However, in the first few months of this year, India experienced a significant decline in some pollutants. The lockdown imposed by Prime Minister Narendra Modi on the country's 1.3 billion people could be a major contributing factor. However, there may also be other factors impacting air quality, according to Pallavi Pant, an air quality scientist at the Health Effects Institute in Boston.
"Air pollution levels are often influenced by local meteorology, like temperature or wind speed. Several early analyses are showing declines in air pollution in regions where shutdowns have taken place. However, any such analyses should consider all relevant factors," Pant says.
Ground stations in northern India also show a downward trend in overall PM2.5, according to data from local authorities.

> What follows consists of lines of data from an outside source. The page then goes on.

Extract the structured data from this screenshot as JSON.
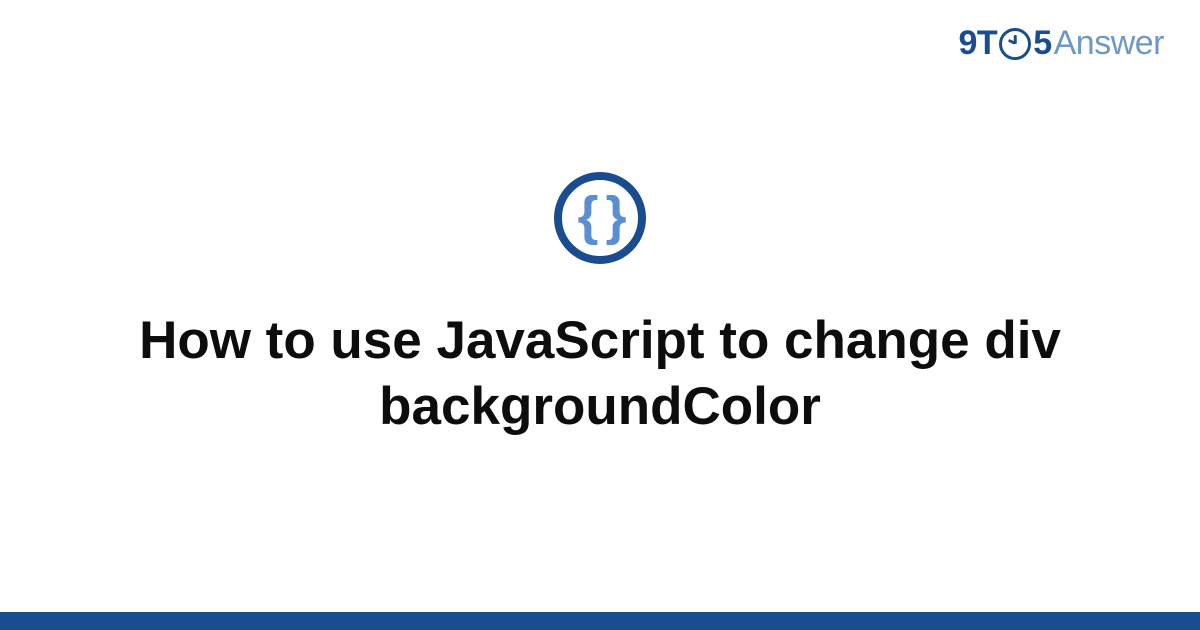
{
  "brand": {
    "part1": "9T",
    "part2": "5",
    "part3": "Answer"
  },
  "icon": {
    "glyph": "{ }"
  },
  "headline": "How to use JavaScript to change div backgroundColor",
  "colors": {
    "accent_dark": "#1a4d8f",
    "accent_light": "#5a8fd4",
    "brand_light": "#6b98c9",
    "text": "#0d0d0d"
  }
}
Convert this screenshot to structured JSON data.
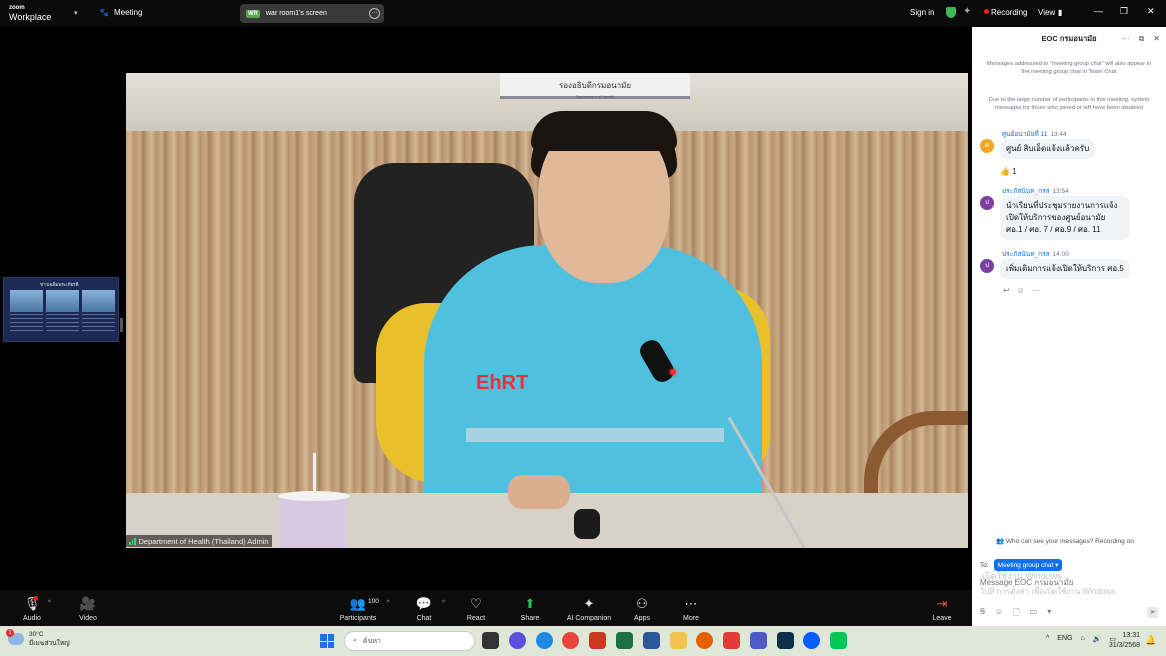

Beyond improvements in outdoor air quality, scientists are also curious how lockdowns have affected indoor air quality, with millions of people staying at home for far longer than usual.
"As we continue to talk about improvements in outdoor air quality, people are spending a lot more time indoors and the exposure patterns for indoor air pollution might be different at this time too," says Pant.
Sources: Global Modeling and Assimilation Office (GMAO), NASA. China National Environmental Monitoring Centre. Wuhan Environmental Protection Bureau, Hubei Environmental Protection Agency. U.S. Embassy and Consulates' Air Quality Monitor in India. India Central Pollution Control Board (CPCB). Delhi Pollution Control Committee. South Air Korea Environment Corporation, Seoul Clean Air Pollution Information. World Air Quality Index Project. Regional Agency for Environmental Protection (ARPA) Lombardy.
This story originally appeared in Reuters and is republished here as part of Covering Climate Now, a global journalism collaboration strengthening coverage of the climate story.